While rare, some people may be allergic to xylitol and may experience allergic reactions after consuming it. Symptoms of an allergic reaction may include itching, hives, or swelling. If you experience these symptoms after consuming xylitol, you should stop using it and seek medical attention.
If you have a known allergy to other sugar alcohols, such as sorbitol or mannitol, you may be more likely to be allergic to xylitol as well. It is important to read product labels carefully and avoid products that contain xylitol if you have a known allergy.
Xylitol Toxicity in Pets
Xylitol can be toxic to dogs and other pets. Even small amounts of xylitol can cause a rapid insulin release and a subsequent drop in blood sugar levels, which can be life-threatening. Symptoms of xylitol toxicity in pets may include vomiting, loss of coordination, and seizures.
If you have pets, it is important to keep xylitol-containing products, such as sugar-free gum, out of reach. If you suspect that your pet has consumed xylitol, you should seek veterinary attention immediately.
In conclusion, while xylitol is generally considered safe for human consumption, it is important to be aware of the potential side effects and risks associated with its use. If you experience any adverse reactions after consuming xylitol, you should stop using it and consult with your healthcare provider. If you have pets, it is important to keep xylitol-containing products out of reach to prevent xylitol toxicity.

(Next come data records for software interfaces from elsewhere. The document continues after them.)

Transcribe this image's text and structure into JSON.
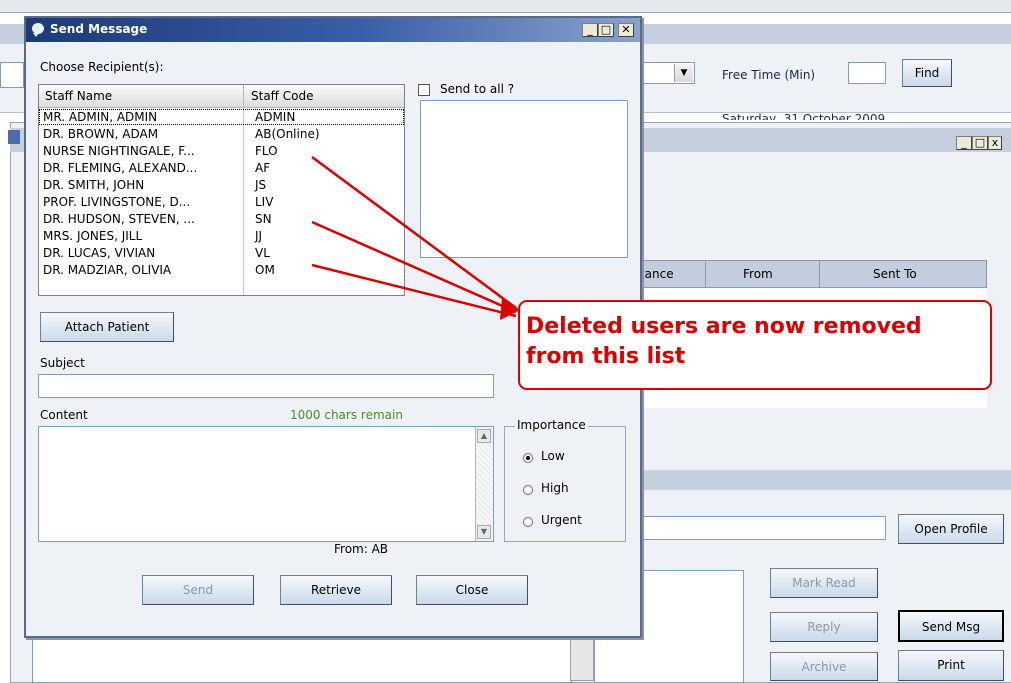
{
  "background_window": {
    "free_time_label": "Free Time (Min)",
    "free_time_value": "",
    "find_label": "Find",
    "date_text": "Saturday, 31 October 2009",
    "columns": [
      "rtance",
      "From",
      "Sent To"
    ],
    "open_profile_label": "Open Profile",
    "mark_read_label": "Mark Read",
    "reply_label": "Reply",
    "send_msg_label": "Send Msg",
    "archive_label": "Archive",
    "print_label": "Print"
  },
  "dialog": {
    "title": "Send Message",
    "choose_recipients_label": "Choose Recipient(s):",
    "send_to_all_label": "Send to all ?",
    "table": {
      "headers": [
        "Staff Name",
        "Staff Code"
      ],
      "rows": [
        [
          "MR. ADMIN, ADMIN",
          "ADMIN"
        ],
        [
          "DR. BROWN, ADAM",
          "AB(Online)"
        ],
        [
          "NURSE NIGHTINGALE, F...",
          "FLO"
        ],
        [
          "DR. FLEMING, ALEXAND...",
          "AF"
        ],
        [
          "DR. SMITH, JOHN",
          "JS"
        ],
        [
          "PROF. LIVINGSTONE, D...",
          "LIV"
        ],
        [
          "DR. HUDSON, STEVEN, ...",
          "SN"
        ],
        [
          "MRS. JONES, JILL",
          "JJ"
        ],
        [
          "DR. LUCAS, VIVIAN",
          "VL"
        ],
        [
          "DR. MADZIAR, OLIVIA",
          "OM"
        ]
      ]
    },
    "attach_patient_label": "Attach Patient",
    "subject_label": "Subject",
    "subject_value": "",
    "content_label": "Content",
    "chars_remain": "1000 chars remain",
    "content_value": "",
    "importance_label": "Importance",
    "importance_options": [
      "Low",
      "High",
      "Urgent"
    ],
    "importance_selected": "Low",
    "from_text": "From: AB",
    "send_label": "Send",
    "retrieve_label": "Retrieve",
    "close_label": "Close"
  },
  "annotation": {
    "text_line1": "Deleted users are now removed",
    "text_line2": "from this list",
    "color": "#dd0000"
  }
}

Xylitol in Food and Beverages
Common Products Containing Xylitol
Xylitol is commonly found in sugar-free gum and candy, but it is also used in a variety of other food products. These include baked goods, dairy products, and beverages. Many manufacturers are now using xylitol as a sugar substitute in their products, so it's important to check ingredient labels if you are sensitive to its effects.
Cooking and Baking with Xylitol
Xylitol can be used in cooking and baking but should be used in moderation. Because xylitol is not as sweet as sucrose, you may need to use more to achieve the desired sweetness in your recipes. Xylitol also has a tendency to cause browning and caramelization, which can affect the texture and appearance of your baked goods. It is also sensitive to heat, so it's important to follow recipes that are specifically designed for xylitol use.
Overall, xylitol is a natural sweetener that offers many potential health benefits, particularly when it comes to dental health. However, like any sugar substitute, it's important to use xylitol in moderation and to be aware of its potential side effects and risks. By using xylitol wisely and checking ingredient labels, you can enjoy the benefits of this natural sweetener and improve your overall health and well-being.